"So much of this is about credibility, and if we lose credibility, we lose that trust with the parties then our whole edifice comes crashing down," Gorman said.
Since joining HD, he has been involved in mediating around 20 different conflicts -- including in the Philippines, Myanmar, Libya, Sierra Leone and Myanmar.
When he begins a project, he is often signing up for years of following an ever-shifting situation, often in dangerous settings.
Currently, he has a hand in mediation efforts in 10 situations, including the conflict in Ukraine.
"We are not in a diplomatic posting where we do it for four years and then we are out. We are in it for the long haul," he said.
Carving out some private space can be difficult in this line of work. Gorman travels every week but tries to spend weekends with his wife and three children at their home on Cyprus.
For the children, "conflict is about their problems with their siblings or their parents, which I don't get involved in mediating because I am a party to those," he said.
- 'Handing the baton' -
Gorman and other independent mediators can spend years quietly doing the groundwork for peace talks only to have more official teams steer the process across the finish line and take the credit.
The first project Gorman worked on with HD was the drawn-out conflict between the Indonesian government and Aceh separatists.
After years of work, HD stepped back and the Finland-based Crisis Management Initiative (CMI) secured a final peace agreement in 2004.
CMI's founder, former Finnish president Martti Ahtisaari, won the 2008 Nobel Peace Prize in part for his efforts in Indonesia.
Gorman acknowledged it was sometimes frustrating "if you do all the work and someone else ... gets the medal".
But, he said, mediation work is about "handing the baton".
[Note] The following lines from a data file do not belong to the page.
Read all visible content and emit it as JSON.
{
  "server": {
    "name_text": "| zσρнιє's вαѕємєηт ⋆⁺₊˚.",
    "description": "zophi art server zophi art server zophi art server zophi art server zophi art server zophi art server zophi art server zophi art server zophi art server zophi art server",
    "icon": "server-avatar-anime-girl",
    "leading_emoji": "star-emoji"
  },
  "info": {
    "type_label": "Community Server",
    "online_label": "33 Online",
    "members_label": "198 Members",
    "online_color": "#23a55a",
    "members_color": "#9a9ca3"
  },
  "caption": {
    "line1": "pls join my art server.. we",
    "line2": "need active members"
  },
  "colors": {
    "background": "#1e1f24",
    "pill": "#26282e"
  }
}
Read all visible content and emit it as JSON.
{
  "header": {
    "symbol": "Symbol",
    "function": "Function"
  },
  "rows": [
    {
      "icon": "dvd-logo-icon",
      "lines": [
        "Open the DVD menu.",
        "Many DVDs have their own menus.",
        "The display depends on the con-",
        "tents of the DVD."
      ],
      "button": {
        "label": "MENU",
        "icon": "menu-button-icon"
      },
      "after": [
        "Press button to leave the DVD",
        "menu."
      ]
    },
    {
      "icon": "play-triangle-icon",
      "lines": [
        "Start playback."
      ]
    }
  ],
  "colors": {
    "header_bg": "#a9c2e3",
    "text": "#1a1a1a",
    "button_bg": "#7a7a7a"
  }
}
"It is like a puzzle," he said, adding that he sometimes tells himself he may not have crossed the finish line, "but I did get that key middle piece there that was critical to the success of the process".
"That feels good."
© 2020 AFP